Now let’s take a look at projected revenue. Let’s say my target ticket price is $400, which is pretty low, since our target audience are bootstrap entrepreneurs and typically budget conscious. Looking at the only other bootstrap conference, their ticket price is $800…so our $400 target price should be a good starting point. Total ticket sales for a 500 attendee goal would net out at around $200,000.
For sponsorship, my goal would be to have tiered sponsorship packages, totaling 10 sponsors in all. 2 gold sponsors at $6k each, 4 silver sponsors at $4k each, and 4 bronze sponsors at $2k each. This would total $36k in sponsorship revenue.

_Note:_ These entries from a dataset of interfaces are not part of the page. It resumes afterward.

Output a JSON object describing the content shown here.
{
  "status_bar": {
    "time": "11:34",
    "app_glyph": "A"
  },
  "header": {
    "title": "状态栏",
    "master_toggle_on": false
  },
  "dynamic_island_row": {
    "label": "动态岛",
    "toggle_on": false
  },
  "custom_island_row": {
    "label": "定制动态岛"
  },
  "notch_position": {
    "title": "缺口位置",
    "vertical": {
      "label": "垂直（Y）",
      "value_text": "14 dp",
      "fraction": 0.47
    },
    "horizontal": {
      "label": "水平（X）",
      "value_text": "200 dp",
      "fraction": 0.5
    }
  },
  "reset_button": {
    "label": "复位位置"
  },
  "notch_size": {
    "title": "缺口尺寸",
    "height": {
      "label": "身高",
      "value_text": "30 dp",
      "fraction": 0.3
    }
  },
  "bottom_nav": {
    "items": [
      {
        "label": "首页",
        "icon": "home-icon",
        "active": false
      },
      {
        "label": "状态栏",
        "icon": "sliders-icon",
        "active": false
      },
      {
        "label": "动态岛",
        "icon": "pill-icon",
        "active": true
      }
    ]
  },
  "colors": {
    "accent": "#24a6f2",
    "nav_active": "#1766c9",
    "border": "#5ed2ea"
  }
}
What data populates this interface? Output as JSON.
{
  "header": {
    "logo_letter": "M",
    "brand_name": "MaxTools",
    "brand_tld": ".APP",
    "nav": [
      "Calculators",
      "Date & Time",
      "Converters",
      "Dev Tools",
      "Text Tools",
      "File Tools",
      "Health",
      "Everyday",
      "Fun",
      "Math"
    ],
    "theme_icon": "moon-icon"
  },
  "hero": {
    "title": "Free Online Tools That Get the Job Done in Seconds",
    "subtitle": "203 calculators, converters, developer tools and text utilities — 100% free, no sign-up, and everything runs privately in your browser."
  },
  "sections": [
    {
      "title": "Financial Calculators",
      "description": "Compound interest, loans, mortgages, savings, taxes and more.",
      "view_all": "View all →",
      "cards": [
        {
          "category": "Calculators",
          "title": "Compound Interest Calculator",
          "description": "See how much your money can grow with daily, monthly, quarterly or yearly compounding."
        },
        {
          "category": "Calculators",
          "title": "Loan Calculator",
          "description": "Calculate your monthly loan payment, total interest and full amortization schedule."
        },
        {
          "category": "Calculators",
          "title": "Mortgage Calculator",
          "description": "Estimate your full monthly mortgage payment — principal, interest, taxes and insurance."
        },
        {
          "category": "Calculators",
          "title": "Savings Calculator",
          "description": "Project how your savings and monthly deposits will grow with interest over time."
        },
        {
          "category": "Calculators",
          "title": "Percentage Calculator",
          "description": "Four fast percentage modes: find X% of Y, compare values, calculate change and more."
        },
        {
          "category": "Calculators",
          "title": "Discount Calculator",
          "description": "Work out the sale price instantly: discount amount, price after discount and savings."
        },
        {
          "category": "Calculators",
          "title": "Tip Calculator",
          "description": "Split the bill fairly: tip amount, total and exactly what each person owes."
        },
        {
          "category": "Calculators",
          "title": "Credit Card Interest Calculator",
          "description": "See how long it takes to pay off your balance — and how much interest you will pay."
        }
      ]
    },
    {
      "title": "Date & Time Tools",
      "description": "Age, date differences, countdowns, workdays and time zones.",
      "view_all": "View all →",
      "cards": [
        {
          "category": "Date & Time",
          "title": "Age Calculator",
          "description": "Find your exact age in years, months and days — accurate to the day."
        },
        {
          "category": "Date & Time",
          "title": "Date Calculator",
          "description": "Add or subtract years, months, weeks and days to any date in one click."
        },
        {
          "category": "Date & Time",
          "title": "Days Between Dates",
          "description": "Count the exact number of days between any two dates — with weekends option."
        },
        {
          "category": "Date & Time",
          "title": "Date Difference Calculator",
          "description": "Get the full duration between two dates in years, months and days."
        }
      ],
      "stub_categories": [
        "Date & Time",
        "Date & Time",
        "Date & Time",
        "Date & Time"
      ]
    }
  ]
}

This sponsorship projection and goal sounds about right, as I’ve read several conference strategies that recommends having your sponsorship revenue cover the hard costs for the event, and having ticket sales cover cost of organizer and staff’s time and efforts. Ideally, there might even be an opportunity to sell through to a platinum sponsor, like Google for Entrepreneurs, who may have a missional purpose to help see that this event succeeds…and might be able to write a pretty large check far beyond normal sponsorship dollars.
Not sure how realistic any of these numbers are, and I’m not even sure if these revenue numbers sound at all interesting to me from a financial gain perspective. I do think that it’s worth at least taking this conference idea to next step of my typical business brainstorming process. Usually, after I validate some “back-of-the-napkin” financials, as I’ve done above, to see if the numbers seem viable/interesting…I’d then create a landing page or website to flesh out the entire concept from a marketing and customer perspective. This process helps me viscerally test if this idea makes sense and if it seems compelling…and of course it becomes the tool used to share with others to get feedback.
Still not sure if I’ll be pursuing this conference idea…but stay tuned…I’ll spend a little time creating a website for this to explore if this is something that might be interesting to bring into the world.